During World War II, the freeze-dried process was developed commercially when it was used to preserve blood plasma and penicillin. Freeze-drying requires the use of a special machine called a freeze dryer, which has a large chamber for freezing and a vacuum pump for removing moisture. Over 400 different types of freeze-dried foods have been commercially produced since the 1960s. Two bad candidates for freeze-drying are lettuce and watermelon because the water content is too high and they freeze-dry poorly. Freeze-dried coffee is the best-known freeze-dried product.
The Freeze Dryer
Special thanks goes to Thomas A. Jennings, Ph.D., author of the reply to the question “Who invented the first freeze-dryer?”
Thomas A. Jennings, “Lyophilization: Introduction and Basic Principles”
“There is no real invention of a freeze-dryer. It appears to have evolved with time from a laboratory instrument that was referred to by Benedict and Manning (1905) as a ‘chemical pump.’ Shackell took the basic design of Benedict and Manning and used an electrically driven vacuum pump instead of the displacement of the air with ethyl ether to produce the necessary vacuum. It was Shackell who first realized that the material had to be frozen before commencing the drying process — hence freeze-drying. The literature does not readily reveal the person who first called the equipment used to conduct this form of drying a ‘freeze-dryer.'”
Dr. Jennings’ company has developed a number of instruments that are directly applicable to the lyophilization process, including their patented D2 and DTA thermal analysis instrument.

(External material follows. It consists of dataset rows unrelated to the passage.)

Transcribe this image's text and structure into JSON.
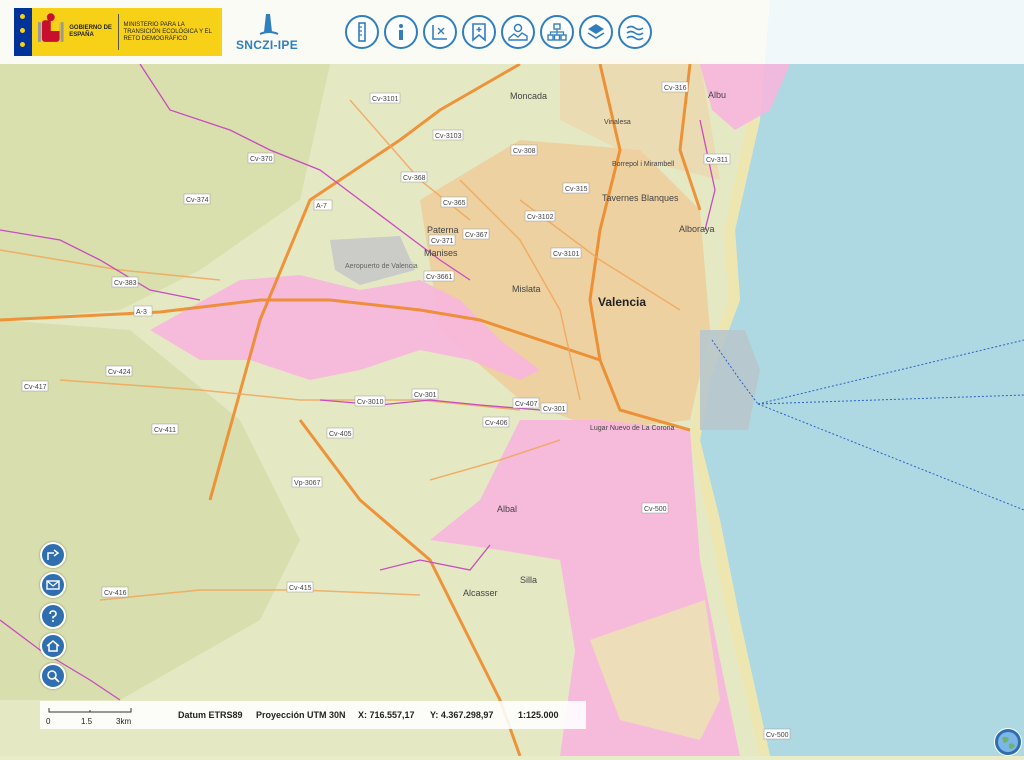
{
  "header": {
    "gov_label": "GOBIERNO DE ESPAÑA",
    "ministry_label": "MINISTERIO PARA LA TRANSICIÓN ECOLÓGICA Y EL RETO DEMOGRÁFICO",
    "app_name": "SNCZI-IPE"
  },
  "toolbar": [
    {
      "name": "legend-tool",
      "icon": "ruler-icon"
    },
    {
      "name": "info-tool",
      "icon": "info-icon"
    },
    {
      "name": "coordinates-tool",
      "icon": "coordinates-icon"
    },
    {
      "name": "bookmark-tool",
      "icon": "bookmark-icon"
    },
    {
      "name": "map-tool",
      "icon": "map-pin-icon"
    },
    {
      "name": "tree-tool",
      "icon": "hierarchy-icon"
    },
    {
      "name": "layers-tool",
      "icon": "layers-icon"
    },
    {
      "name": "flood-tool",
      "icon": "waves-icon"
    }
  ],
  "sidebar": [
    {
      "name": "share-button",
      "icon": "share-icon"
    },
    {
      "name": "email-button",
      "icon": "envelope-icon"
    },
    {
      "name": "help-button",
      "icon": "question-icon"
    },
    {
      "name": "home-button",
      "icon": "home-icon"
    },
    {
      "name": "zoom-button",
      "icon": "zoom-icon"
    }
  ],
  "status": {
    "scale_0": "0",
    "scale_1": "1.5",
    "scale_2": "3km",
    "datum": "Datum ETRS89",
    "projection": "Proyección UTM 30N",
    "x": "X: 716.557,17",
    "y": "Y: 4.367.298,97",
    "ratio": "1:125.000"
  },
  "places": {
    "valencia": "Valencia",
    "moncada": "Moncada",
    "vinalesa": "Vinalesa",
    "borrepol": "Borrepol i Mirambell",
    "tavernes": "Tavernes Blanques",
    "alboraya": "Alboraya",
    "albuixech": "Albu",
    "paterna": "Paterna",
    "manises": "Manises",
    "aeropuerto": "Aeropuerto de Valencia",
    "mislata": "Mislata",
    "albal": "Albal",
    "silla": "Silla",
    "alcasser": "Alcasser",
    "lugar_nuevo": "Lugar Nuevo de La Corona"
  },
  "roads": {
    "cv3101a": "Cv-3101",
    "cv3103": "Cv-3103",
    "cv308": "Cv-308",
    "cv316": "Cv-316",
    "cv370": "Cv-370",
    "cv368": "Cv-368",
    "cv315": "Cv-315",
    "cv311": "Cv-311",
    "cv374": "Cv-374",
    "a7": "A-7",
    "cv365": "Cv-365",
    "cv3102": "Cv-3102",
    "cv371": "Cv-371",
    "cv367": "Cv-367",
    "cv3101b": "Cv-3101",
    "cv3661": "Cv-3661",
    "cv383": "Cv-383",
    "a3": "A-3",
    "cv424": "Cv-424",
    "cv417": "Cv-417",
    "cv3010": "Cv-3010",
    "cv3014": "Cv-301",
    "cv407": "Cv-407",
    "cv301": "Cv-301",
    "cv411": "Cv-411",
    "cv405": "Cv-405",
    "cv406": "Cv-406",
    "vp3067": "Vp-3067",
    "cv500": "Cv-500",
    "cv415": "Cv-415",
    "cv416": "Cv-416",
    "cv500b": "Cv-500"
  }
}
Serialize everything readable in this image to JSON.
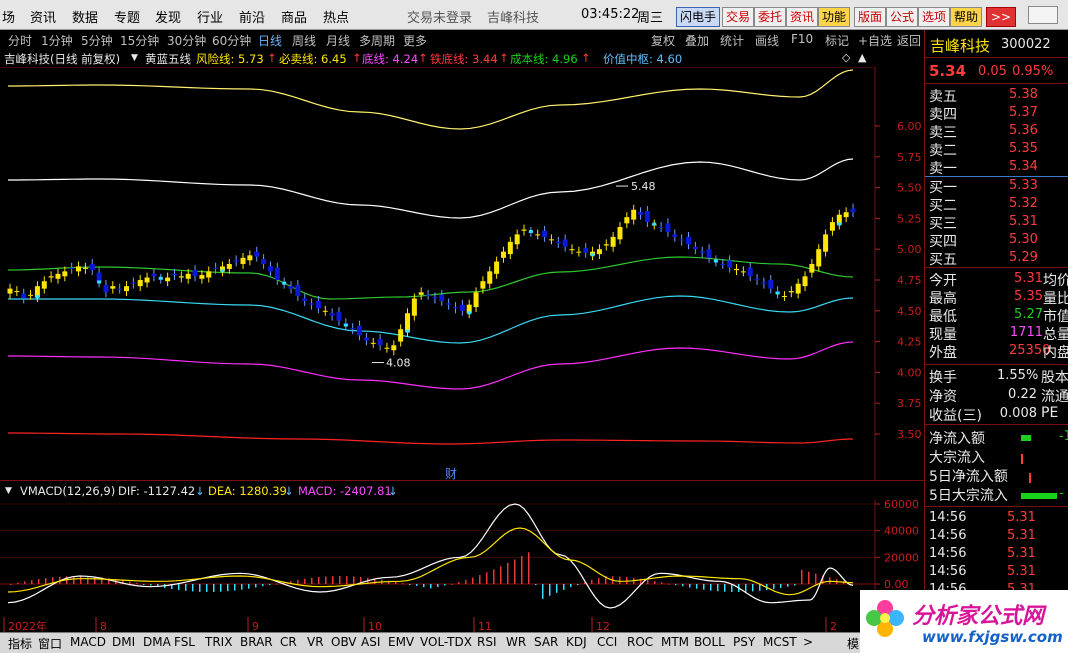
{
  "menubar": {
    "items": [
      "场",
      "资讯",
      "数据",
      "专题",
      "发现",
      "行业",
      "前沿",
      "商品",
      "热点"
    ],
    "login": "交易未登录",
    "company": "吉峰科技",
    "time": "03:45:22",
    "weekday": "周三",
    "buttons": [
      "闪电手",
      "交易",
      "委托",
      "资讯",
      "功能",
      "版面",
      "公式",
      "选项",
      "帮助",
      ">>"
    ]
  },
  "toolbar": {
    "periods": [
      "分时",
      "1分钟",
      "5分钟",
      "15分钟",
      "30分钟",
      "60分钟",
      "日线",
      "周线",
      "月线",
      "多周期",
      "更多"
    ],
    "active": "日线",
    "right": [
      "复权",
      "叠加",
      "统计",
      "画线",
      "F10",
      "标记",
      "+自选",
      "返回"
    ]
  },
  "infobar": {
    "title": "吉峰科技(日线 前复权)",
    "indicator": "黄蓝五线",
    "risk": "风险线: 5.73",
    "sell": "必卖线: 6.45",
    "bottom": "底线: 4.24",
    "iron": "铁底线: 3.44",
    "cost": "成本线: 4.96",
    "value": "价值中枢: 4.60",
    "arrow": "↑"
  },
  "main_chart": {
    "price_axis": [
      "6.00",
      "5.75",
      "5.50",
      "5.25",
      "5.00",
      "4.75",
      "4.50",
      "4.25",
      "4.00",
      "3.75",
      "3.50"
    ],
    "high_label": "5.48",
    "low_label": "4.08",
    "fin_marker": "财"
  },
  "macd": {
    "name": "VMACD(12,26,9)",
    "dif": "DIF: -1127.42",
    "dea": "DEA: 1280.39",
    "macd": "MACD: -2407.81",
    "axis": [
      "60000",
      "40000",
      "20000",
      "0.00"
    ],
    "dates": [
      "2022年",
      "8",
      "9",
      "10",
      "11",
      "12",
      "2"
    ]
  },
  "bottombar": {
    "tabs": [
      "指标",
      "窗口",
      "MACD",
      "DMI",
      "DMA",
      "FSL",
      "TRIX",
      "BRAR",
      "CR",
      "VR",
      "OBV",
      "ASI",
      "EMV",
      "VOL-TDX",
      "RSI",
      "WR",
      "SAR",
      "KDJ",
      "CCI",
      "ROC",
      "MTM",
      "BOLL",
      "PSY",
      "MCST",
      ">",
      "模"
    ]
  },
  "quote": {
    "name": "吉峰科技",
    "code": "300022",
    "price": "5.34",
    "change": "0.05",
    "pct": "0.95%",
    "asks": [
      {
        "label": "卖五",
        "price": "5.38"
      },
      {
        "label": "卖四",
        "price": "5.37"
      },
      {
        "label": "卖三",
        "price": "5.36"
      },
      {
        "label": "卖二",
        "price": "5.35"
      },
      {
        "label": "卖一",
        "price": "5.34"
      }
    ],
    "bids": [
      {
        "label": "买一",
        "price": "5.33"
      },
      {
        "label": "买二",
        "price": "5.32"
      },
      {
        "label": "买三",
        "price": "5.31"
      },
      {
        "label": "买四",
        "price": "5.30"
      },
      {
        "label": "买五",
        "price": "5.29"
      }
    ],
    "stats": [
      {
        "label": "今开",
        "value": "5.31",
        "extra": "均价"
      },
      {
        "label": "最高",
        "value": "5.35",
        "extra": "量比"
      },
      {
        "label": "最低",
        "value": "5.27",
        "extra": "市值"
      },
      {
        "label": "现量",
        "value": "1711",
        "extra": "总量"
      },
      {
        "label": "外盘",
        "value": "25350",
        "extra": "内盘"
      }
    ],
    "stats2": [
      {
        "label": "换手",
        "value": "1.55%",
        "extra": "股本"
      },
      {
        "label": "净资",
        "value": "0.22",
        "extra": "流通"
      },
      {
        "label": "收益(三)",
        "value": "0.008",
        "extra": "PE"
      }
    ],
    "flows": [
      {
        "label": "净流入额",
        "value": "-1"
      },
      {
        "label": "大宗流入",
        "value": ""
      },
      {
        "label": "5日净流入额",
        "value": ""
      },
      {
        "label": "5日大宗流入",
        "value": "-"
      }
    ],
    "ticks": [
      {
        "time": "14:56",
        "price": "5.31"
      },
      {
        "time": "14:56",
        "price": "5.31"
      },
      {
        "time": "14:56",
        "price": "5.31"
      },
      {
        "time": "14:56",
        "price": "5.31"
      },
      {
        "time": "14:56",
        "price": "5.31"
      }
    ]
  },
  "logo": {
    "name": "分析家公式网",
    "url": "www.fxjgsw.com"
  },
  "colors": {
    "up": "#ffe600",
    "down": "#0c18d8",
    "background": "#000000",
    "grid": "#7a1010"
  }
}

Freeze-dried coffee was first produced in 1938, and lead to the development of powdered food products. Nestle company invented freeze-dried coffee after being asked by Brazil to help find a solution to their coffee surpluses. Nestle’s own freeze-dried coffee product was called Nescafe and was first introduced in Switzerland. Tasters Choice Coffee, another very famous freeze-dried manufactured product, derives from a patent issued to James Mercer. From 1966 to 1971, Mercer was chief development engineer for Hills Brothers Coffee Inc., in San Francisco. During this five-year period, he was responsible for developing a continuous freeze-drying capability for Hills Brothers, for which he was granted 47 U.S. and foreign patents.

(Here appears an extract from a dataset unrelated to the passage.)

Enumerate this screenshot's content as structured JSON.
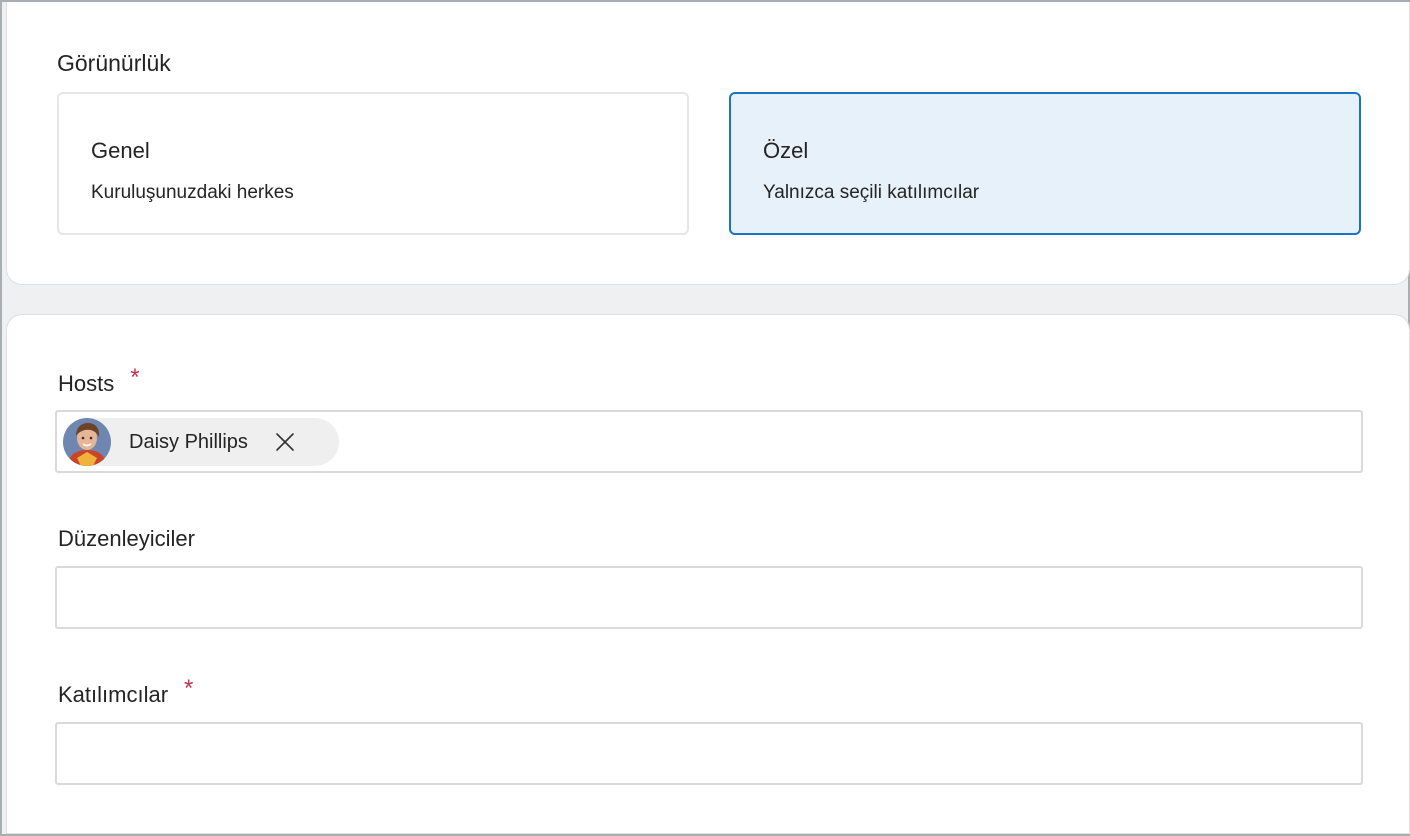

How Does Freeze Drying Work?
According to Oregon Freeze Dry, the purpose of freeze-drying is to remove a solvent (usually water) from dissolved or dispersed solids. Freeze drying is the method for preserving materials that are unstable in solution. In addition, freeze-drying can be used to separate and recover volatile substances as well as to purify materials. The fundamental process steps are:
- Freezing: The product is frozen. This provides a necessary condition for low-temperature drying.
- Vacuum: After freezing, the product is placed under a vacuum. This enables the frozen solvent in the product to vaporize without passing through the liquid phase, a process known as sublimation.
- Heat: Heat is applied to the frozen product to accelerate sublimation.
- Condensation: Low-temperature condenser plates remove the vaporized solvent from the vacuum chamber by converting it back to a solid. This completes the separation process.
Applications of Freeze-Dried Fruits
In freeze-drying, moisture sublimes directly from the solid state to vapor, thus producing a product with controllable moisture that has no need for cooking or refrigeration and retains its natural flavor and color.
“Home.” OFD Foods, 2017.
Jennings, Thomas A. “Lyophilization: Introduction and Basic Principles.” 1st Edition, CRC Press, August 31, 1999.